A word-for-word restatement of the full listing is required.

*** Begin section ***

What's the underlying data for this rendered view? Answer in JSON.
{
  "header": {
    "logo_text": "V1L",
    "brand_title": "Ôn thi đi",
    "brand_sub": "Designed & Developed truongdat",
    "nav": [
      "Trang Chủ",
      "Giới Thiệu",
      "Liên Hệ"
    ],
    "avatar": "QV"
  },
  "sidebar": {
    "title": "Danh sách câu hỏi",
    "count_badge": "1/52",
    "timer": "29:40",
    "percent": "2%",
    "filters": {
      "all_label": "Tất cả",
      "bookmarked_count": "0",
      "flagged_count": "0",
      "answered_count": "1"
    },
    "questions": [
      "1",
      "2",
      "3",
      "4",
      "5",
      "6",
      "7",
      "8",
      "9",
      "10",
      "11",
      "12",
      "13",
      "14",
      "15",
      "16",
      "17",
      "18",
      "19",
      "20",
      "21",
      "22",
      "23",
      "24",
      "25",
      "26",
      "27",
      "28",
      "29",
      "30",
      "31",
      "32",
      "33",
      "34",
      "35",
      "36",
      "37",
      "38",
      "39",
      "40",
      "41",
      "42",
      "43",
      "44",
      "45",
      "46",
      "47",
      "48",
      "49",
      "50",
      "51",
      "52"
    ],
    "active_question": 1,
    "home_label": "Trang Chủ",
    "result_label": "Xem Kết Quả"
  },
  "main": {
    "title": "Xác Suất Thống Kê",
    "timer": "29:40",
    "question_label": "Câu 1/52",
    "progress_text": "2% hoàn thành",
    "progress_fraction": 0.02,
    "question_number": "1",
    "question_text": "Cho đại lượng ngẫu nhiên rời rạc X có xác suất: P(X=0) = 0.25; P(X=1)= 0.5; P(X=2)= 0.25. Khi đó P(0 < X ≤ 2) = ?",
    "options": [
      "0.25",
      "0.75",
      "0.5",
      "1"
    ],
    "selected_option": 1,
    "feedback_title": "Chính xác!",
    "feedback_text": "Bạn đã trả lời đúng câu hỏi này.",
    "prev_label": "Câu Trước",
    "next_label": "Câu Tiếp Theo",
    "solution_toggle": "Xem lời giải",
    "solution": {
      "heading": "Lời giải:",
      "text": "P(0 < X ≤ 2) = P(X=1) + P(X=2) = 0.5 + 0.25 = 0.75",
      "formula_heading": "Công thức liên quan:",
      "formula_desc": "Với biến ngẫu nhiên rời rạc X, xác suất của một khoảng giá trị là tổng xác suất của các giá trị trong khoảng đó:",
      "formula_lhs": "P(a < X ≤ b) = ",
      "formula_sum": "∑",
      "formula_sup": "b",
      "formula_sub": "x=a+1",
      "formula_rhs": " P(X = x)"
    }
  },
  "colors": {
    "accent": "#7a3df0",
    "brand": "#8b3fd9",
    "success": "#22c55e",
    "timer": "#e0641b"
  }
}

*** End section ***

**TASK ANSWER**
What's the underlying data for this rendered view? Answer in JSON.
{
  "header": {
    "logo_text": "V1L",
    "brand_title": "Ôn thi đi",
    "brand_sub": "Designed & Developed truongdat",
    "nav": [
      "Trang Chủ",
      "Giới Thiệu",
      "Liên Hệ"
    ],
    "avatar": "QV"
  },
  "sidebar": {
    "title": "Danh sách câu hỏi",
    "count_badge": "1/52",
    "timer": "29:40",
    "percent": "2%",
    "filters": {
      "all_label": "Tất cả",
      "bookmarked_count": "0",
      "flagged_count": "0",
      "answered_count": "1"
    },
    "questions": [
      "1",
      "2",
      "3",
      "4",
      "5",
      "6",
      "7",
      "8",
      "9",
      "10",
      "11",
      "12",
      "13",
      "14",
      "15",
      "16",
      "17",
      "18",
      "19",
      "20",
      "21",
      "22",
      "23",
      "24",
      "25",
      "26",
      "27",
      "28",
      "29",
      "30",
      "31",
      "32",
      "33",
      "34",
      "35",
      "36",
      "37",
      "38",
      "39",
      "40",
      "41",
      "42",
      "43",
      "44",
      "45",
      "46",
      "47",
      "48",
      "49",
      "50",
      "51",
      "52"
    ],
    "active_question": 1,
    "home_label": "Trang Chủ",
    "result_label": "Xem Kết Quả"
  },
  "main": {
    "title": "Xác Suất Thống Kê",
    "timer": "29:40",
    "question_label": "Câu 1/52",
    "progress_text": "2% hoàn thành",
    "progress_fraction": 0.02,
    "question_number": "1",
    "question_text": "Cho đại lượng ngẫu nhiên rời rạc X có xác suất: P(X=0) = 0.25; P(X=1)= 0.5; P(X=2)= 0.25. Khi đó P(0 < X ≤ 2) = ?",
    "options": [
      "0.25",
      "0.75",
      "0.5",
      "1"
    ],
    "selected_option": 1,
    "feedback_title": "Chính xác!",
    "feedback_text": "Bạn đã trả lời đúng câu hỏi này.",
    "prev_label": "Câu Trước",
    "next_label": "Câu Tiếp Theo",
    "solution_toggle": "Xem lời giải",
    "solution": {
      "heading": "Lời giải:",
      "text": "P(0 < X ≤ 2) = P(X=1) + P(X=2) = 0.5 + 0.25 = 0.75",
      "formula_heading": "Công thức liên quan:",
      "formula_desc": "Với biến ngẫu nhiên rời rạc X, xác suất của một khoảng giá trị là tổng xác suất của các giá trị trong khoảng đó:",
      "formula_lhs": "P(a < X ≤ b) = ",
      "formula_sum": "∑",
      "formula_sup": "b",
      "formula_sub": "x=a+1",
      "formula_rhs": " P(X = x)"
    }
  },
  "colors": {
    "accent": "#7a3df0",
    "brand": "#8b3fd9",
    "success": "#22c55e",
    "timer": "#e0641b"
  }
}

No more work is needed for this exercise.